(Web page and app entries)
------------------------------------------------------------

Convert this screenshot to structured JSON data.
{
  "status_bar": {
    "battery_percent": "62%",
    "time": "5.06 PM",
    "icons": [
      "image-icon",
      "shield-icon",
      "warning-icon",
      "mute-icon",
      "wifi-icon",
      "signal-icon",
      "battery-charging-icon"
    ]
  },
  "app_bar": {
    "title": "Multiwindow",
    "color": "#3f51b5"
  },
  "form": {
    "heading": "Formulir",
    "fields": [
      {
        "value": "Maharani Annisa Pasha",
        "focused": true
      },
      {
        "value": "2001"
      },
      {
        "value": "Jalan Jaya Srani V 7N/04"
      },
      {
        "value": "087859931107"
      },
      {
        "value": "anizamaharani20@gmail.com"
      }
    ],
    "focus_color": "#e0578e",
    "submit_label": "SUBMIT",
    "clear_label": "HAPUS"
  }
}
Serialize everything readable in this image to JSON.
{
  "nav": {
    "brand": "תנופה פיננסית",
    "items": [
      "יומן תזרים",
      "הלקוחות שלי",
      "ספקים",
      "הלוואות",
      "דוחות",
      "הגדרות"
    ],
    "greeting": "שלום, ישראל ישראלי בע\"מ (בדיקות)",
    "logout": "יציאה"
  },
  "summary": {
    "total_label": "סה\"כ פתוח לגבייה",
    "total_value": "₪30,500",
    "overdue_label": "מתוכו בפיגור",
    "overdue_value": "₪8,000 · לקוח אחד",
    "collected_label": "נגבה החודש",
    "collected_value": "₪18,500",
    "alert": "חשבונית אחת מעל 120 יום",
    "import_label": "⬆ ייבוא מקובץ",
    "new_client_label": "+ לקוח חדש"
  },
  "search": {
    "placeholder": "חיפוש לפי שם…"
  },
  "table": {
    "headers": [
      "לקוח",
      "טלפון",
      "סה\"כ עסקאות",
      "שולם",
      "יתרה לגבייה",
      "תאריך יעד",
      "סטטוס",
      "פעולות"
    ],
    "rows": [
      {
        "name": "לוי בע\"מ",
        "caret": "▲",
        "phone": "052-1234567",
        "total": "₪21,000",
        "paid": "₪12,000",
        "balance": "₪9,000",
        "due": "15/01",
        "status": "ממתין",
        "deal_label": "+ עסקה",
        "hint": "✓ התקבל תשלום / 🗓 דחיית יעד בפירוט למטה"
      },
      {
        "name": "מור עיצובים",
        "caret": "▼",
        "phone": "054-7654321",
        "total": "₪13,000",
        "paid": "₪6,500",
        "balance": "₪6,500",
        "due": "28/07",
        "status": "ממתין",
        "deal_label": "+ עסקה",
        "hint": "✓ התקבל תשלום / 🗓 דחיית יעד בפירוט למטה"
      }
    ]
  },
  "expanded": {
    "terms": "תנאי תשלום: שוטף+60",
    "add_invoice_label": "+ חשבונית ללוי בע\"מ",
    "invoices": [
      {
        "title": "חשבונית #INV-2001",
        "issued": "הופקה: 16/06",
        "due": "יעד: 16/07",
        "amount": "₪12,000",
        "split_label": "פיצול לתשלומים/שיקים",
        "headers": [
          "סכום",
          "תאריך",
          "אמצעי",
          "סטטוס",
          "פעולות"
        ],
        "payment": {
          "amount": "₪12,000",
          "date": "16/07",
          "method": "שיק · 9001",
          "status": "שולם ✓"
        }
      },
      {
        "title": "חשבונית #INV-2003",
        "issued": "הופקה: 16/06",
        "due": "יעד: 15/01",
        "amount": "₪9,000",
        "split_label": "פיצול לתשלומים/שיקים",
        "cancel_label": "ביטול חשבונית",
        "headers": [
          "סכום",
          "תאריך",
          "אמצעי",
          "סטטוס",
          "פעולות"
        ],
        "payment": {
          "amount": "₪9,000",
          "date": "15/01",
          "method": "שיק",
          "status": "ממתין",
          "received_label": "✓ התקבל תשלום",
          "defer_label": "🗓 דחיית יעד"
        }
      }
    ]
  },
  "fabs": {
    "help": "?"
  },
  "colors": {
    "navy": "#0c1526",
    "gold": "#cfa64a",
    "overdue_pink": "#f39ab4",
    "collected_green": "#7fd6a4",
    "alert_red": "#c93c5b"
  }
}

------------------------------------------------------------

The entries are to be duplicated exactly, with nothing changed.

Convert this screenshot to structured JSON data.
{
  "status_bar": {
    "battery_percent": "62%",
    "time": "5.06 PM",
    "icons": [
      "image-icon",
      "shield-icon",
      "warning-icon",
      "mute-icon",
      "wifi-icon",
      "signal-icon",
      "battery-charging-icon"
    ]
  },
  "app_bar": {
    "title": "Multiwindow",
    "color": "#3f51b5"
  },
  "form": {
    "heading": "Formulir",
    "fields": [
      {
        "value": "Maharani Annisa Pasha",
        "focused": true
      },
      {
        "value": "2001"
      },
      {
        "value": "Jalan Jaya Srani V 7N/04"
      },
      {
        "value": "087859931107"
      },
      {
        "value": "anizamaharani20@gmail.com"
      }
    ],
    "focus_color": "#e0578e",
    "submit_label": "SUBMIT",
    "clear_label": "HAPUS"
  }
}
Serialize everything readable in this image to JSON.
{
  "nav": {
    "brand": "תנופה פיננסית",
    "items": [
      "יומן תזרים",
      "הלקוחות שלי",
      "ספקים",
      "הלוואות",
      "דוחות",
      "הגדרות"
    ],
    "greeting": "שלום, ישראל ישראלי בע\"מ (בדיקות)",
    "logout": "יציאה"
  },
  "summary": {
    "total_label": "סה\"כ פתוח לגבייה",
    "total_value": "₪30,500",
    "overdue_label": "מתוכו בפיגור",
    "overdue_value": "₪8,000 · לקוח אחד",
    "collected_label": "נגבה החודש",
    "collected_value": "₪18,500",
    "alert": "חשבונית אחת מעל 120 יום",
    "import_label": "⬆ ייבוא מקובץ",
    "new_client_label": "+ לקוח חדש"
  },
  "search": {
    "placeholder": "חיפוש לפי שם…"
  },
  "table": {
    "headers": [
      "לקוח",
      "טלפון",
      "סה\"כ עסקאות",
      "שולם",
      "יתרה לגבייה",
      "תאריך יעד",
      "סטטוס",
      "פעולות"
    ],
    "rows": [
      {
        "name": "לוי בע\"מ",
        "caret": "▲",
        "phone": "052-1234567",
        "total": "₪21,000",
        "paid": "₪12,000",
        "balance": "₪9,000",
        "due": "15/01",
        "status": "ממתין",
        "deal_label": "+ עסקה",
        "hint": "✓ התקבל תשלום / 🗓 דחיית יעד בפירוט למטה"
      },
      {
        "name": "מור עיצובים",
        "caret": "▼",
        "phone": "054-7654321",
        "total": "₪13,000",
        "paid": "₪6,500",
        "balance": "₪6,500",
        "due": "28/07",
        "status": "ממתין",
        "deal_label": "+ עסקה",
        "hint": "✓ התקבל תשלום / 🗓 דחיית יעד בפירוט למטה"
      }
    ]
  },
  "expanded": {
    "terms": "תנאי תשלום: שוטף+60",
    "add_invoice_label": "+ חשבונית ללוי בע\"מ",
    "invoices": [
      {
        "title": "חשבונית #INV-2001",
        "issued": "הופקה: 16/06",
        "due": "יעד: 16/07",
        "amount": "₪12,000",
        "split_label": "פיצול לתשלומים/שיקים",
        "headers": [
          "סכום",
          "תאריך",
          "אמצעי",
          "סטטוס",
          "פעולות"
        ],
        "payment": {
          "amount": "₪12,000",
          "date": "16/07",
          "method": "שיק · 9001",
          "status": "שולם ✓"
        }
      },
      {
        "title": "חשבונית #INV-2003",
        "issued": "הופקה: 16/06",
        "due": "יעד: 15/01",
        "amount": "₪9,000",
        "split_label": "פיצול לתשלומים/שיקים",
        "cancel_label": "ביטול חשבונית",
        "headers": [
          "סכום",
          "תאריך",
          "אמצעי",
          "סטטוס",
          "פעולות"
        ],
        "payment": {
          "amount": "₪9,000",
          "date": "15/01",
          "method": "שיק",
          "status": "ממתין",
          "received_label": "✓ התקבל תשלום",
          "defer_label": "🗓 דחיית יעד"
        }
      }
    ]
  },
  "fabs": {
    "help": "?"
  },
  "colors": {
    "navy": "#0c1526",
    "gold": "#cfa64a",
    "overdue_pink": "#f39ab4",
    "collected_green": "#7fd6a4",
    "alert_red": "#c93c5b"
  }
}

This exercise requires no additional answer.